He has been awarded five honorary doctorates, from The University of Queensland, Griffith University, QUT, Bond University and in the US an honorary Doctor of Laws from the University of South Carolina. Beattie won the first Biotechnology Industry Organisation’s inaugural “International Award for Leadership Excellence” in 2008.
Peter Beattie is married to his wife Heather Beattie, they had their wedding in 1975. His wife is a former professor of nursing. His wife was also briefly involved in Brisbane City Council politics in her own capacity in 2012. The couple have three adult children. Peter is an Anglican, and his wife is the daughter of an Anglican clergyman. As of May 2023, Peter Beattie and his wife Heather Beattie are still married and living a happy life with their children Larissa Beattie, Denis Beattie, and Matthew Beattie.
Peter Beattie net worth

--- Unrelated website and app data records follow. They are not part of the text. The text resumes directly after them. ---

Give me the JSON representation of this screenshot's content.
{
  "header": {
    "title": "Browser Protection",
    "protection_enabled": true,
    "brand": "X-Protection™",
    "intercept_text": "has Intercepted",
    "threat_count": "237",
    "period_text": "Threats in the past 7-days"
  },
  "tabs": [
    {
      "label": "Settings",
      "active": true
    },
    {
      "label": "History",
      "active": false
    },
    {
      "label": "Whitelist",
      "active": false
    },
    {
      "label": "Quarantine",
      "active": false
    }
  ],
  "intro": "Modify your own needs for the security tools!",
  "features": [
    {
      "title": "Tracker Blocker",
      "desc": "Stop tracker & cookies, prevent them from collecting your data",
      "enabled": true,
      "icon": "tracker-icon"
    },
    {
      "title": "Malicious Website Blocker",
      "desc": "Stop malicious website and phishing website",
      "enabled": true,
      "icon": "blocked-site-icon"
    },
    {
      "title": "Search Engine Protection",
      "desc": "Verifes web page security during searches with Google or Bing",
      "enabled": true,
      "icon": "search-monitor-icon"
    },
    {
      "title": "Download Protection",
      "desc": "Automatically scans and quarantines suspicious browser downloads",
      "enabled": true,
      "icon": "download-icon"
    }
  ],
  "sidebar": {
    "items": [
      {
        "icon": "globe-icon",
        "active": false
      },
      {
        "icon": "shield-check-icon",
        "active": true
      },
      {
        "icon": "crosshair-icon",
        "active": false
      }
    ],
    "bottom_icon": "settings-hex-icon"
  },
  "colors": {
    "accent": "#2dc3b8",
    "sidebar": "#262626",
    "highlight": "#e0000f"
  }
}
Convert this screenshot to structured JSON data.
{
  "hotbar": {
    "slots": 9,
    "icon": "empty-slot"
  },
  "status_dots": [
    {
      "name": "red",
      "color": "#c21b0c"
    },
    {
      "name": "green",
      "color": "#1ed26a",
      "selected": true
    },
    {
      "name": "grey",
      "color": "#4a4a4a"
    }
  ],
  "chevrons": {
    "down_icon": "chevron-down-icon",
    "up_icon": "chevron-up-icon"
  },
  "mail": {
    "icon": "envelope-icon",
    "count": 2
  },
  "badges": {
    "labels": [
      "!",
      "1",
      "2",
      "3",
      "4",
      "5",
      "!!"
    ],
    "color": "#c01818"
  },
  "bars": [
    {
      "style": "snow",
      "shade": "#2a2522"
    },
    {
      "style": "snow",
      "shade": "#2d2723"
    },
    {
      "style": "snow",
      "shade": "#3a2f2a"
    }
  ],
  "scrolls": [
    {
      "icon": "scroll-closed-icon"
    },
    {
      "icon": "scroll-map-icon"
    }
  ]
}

How much is Peter Beattie worth? Peter Beattie net worth is estimated at around $5 million. His main source of income is from his primary work as a former politician. Peter Beattie’s salary per month and other career earnings are over $450,000 dollars annually. His remarkable achievements have earned him some luxurious lifestyles and some fancy car trips. He is one of the richest and most influential former politicians in Australia. Peter Beattie stands at an appealing height of 1.75m and has a good body weight which suits his personality.